- **Data shown**
════════════════

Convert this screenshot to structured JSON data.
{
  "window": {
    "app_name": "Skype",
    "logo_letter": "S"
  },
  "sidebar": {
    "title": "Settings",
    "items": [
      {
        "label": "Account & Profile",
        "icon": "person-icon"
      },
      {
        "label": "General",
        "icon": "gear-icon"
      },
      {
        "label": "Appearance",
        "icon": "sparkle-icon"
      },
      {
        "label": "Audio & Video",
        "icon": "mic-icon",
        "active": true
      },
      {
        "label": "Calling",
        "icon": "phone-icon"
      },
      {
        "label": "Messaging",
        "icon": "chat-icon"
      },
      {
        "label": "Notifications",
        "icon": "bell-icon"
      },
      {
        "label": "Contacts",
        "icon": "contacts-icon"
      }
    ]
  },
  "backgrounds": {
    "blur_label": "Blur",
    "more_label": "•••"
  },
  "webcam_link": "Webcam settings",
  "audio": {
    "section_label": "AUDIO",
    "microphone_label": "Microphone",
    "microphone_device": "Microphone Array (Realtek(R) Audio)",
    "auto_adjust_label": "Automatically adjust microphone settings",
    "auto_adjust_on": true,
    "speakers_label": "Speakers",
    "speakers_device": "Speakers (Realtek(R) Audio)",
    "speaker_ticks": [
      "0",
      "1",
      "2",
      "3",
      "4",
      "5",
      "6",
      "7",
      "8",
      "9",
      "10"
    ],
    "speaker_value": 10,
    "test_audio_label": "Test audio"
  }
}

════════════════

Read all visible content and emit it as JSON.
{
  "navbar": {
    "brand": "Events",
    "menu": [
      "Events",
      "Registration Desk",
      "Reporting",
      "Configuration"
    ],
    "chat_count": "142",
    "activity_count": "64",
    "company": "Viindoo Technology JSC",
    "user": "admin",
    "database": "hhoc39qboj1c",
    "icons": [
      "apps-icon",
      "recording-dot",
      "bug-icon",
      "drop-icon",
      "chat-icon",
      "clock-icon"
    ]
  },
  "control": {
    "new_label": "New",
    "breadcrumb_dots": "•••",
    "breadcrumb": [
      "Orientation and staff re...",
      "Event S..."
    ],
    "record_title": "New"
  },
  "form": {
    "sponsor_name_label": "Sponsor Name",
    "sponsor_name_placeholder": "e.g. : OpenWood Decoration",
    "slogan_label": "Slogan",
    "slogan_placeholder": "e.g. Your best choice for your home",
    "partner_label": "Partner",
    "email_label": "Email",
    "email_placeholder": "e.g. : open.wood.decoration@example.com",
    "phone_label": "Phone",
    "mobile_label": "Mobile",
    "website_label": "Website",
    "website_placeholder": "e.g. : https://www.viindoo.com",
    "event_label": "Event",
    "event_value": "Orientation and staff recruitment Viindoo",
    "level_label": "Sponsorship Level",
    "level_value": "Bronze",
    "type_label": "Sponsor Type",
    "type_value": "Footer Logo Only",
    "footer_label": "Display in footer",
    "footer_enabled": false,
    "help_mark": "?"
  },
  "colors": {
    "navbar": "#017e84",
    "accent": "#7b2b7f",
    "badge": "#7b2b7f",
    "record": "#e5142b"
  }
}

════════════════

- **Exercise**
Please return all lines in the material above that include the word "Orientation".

- **Written response**
      "Orientation and staff re...",
    "event_value": "Orientation and staff recruitment Viindoo",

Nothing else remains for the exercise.